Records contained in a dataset
--------------------------------------------------

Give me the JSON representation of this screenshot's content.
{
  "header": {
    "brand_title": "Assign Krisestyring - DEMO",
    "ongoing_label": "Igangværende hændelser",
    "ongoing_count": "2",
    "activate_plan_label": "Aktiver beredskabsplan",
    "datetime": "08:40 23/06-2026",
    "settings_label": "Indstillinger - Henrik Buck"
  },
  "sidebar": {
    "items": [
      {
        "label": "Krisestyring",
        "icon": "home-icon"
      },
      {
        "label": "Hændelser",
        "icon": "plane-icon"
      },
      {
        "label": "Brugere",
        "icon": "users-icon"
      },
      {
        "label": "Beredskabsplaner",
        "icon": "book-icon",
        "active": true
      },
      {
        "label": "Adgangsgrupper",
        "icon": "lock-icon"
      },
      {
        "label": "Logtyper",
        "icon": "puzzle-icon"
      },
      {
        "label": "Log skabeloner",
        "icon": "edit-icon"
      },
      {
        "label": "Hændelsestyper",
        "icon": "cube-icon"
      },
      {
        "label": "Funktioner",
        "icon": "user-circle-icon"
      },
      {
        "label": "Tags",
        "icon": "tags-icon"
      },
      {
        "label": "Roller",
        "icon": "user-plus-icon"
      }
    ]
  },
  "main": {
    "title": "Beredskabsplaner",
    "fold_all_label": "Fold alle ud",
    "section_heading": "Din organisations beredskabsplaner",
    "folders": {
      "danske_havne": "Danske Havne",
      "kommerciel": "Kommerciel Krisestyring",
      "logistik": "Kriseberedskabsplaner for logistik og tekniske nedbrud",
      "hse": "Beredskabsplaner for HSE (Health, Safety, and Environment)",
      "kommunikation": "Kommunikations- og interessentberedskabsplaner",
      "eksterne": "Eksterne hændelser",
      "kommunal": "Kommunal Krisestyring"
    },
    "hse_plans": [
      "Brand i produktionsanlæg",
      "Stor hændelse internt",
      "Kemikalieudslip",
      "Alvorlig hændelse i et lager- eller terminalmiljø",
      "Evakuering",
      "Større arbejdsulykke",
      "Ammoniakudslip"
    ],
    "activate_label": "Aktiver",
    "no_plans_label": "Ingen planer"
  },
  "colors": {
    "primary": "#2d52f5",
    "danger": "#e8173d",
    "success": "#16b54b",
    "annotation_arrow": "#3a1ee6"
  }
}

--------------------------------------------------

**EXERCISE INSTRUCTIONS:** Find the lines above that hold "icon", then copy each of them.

**FINISHED EXERCISE:**
        "icon": "home-icon"
        "icon": "plane-icon"
        "icon": "users-icon"
        "icon": "book-icon",
        "icon": "lock-icon"
        "icon": "puzzle-icon"
        "icon": "edit-icon"
        "icon": "cube-icon"
        "icon": "user-circle-icon"
        "icon": "tags-icon"
        "icon": "user-plus-icon"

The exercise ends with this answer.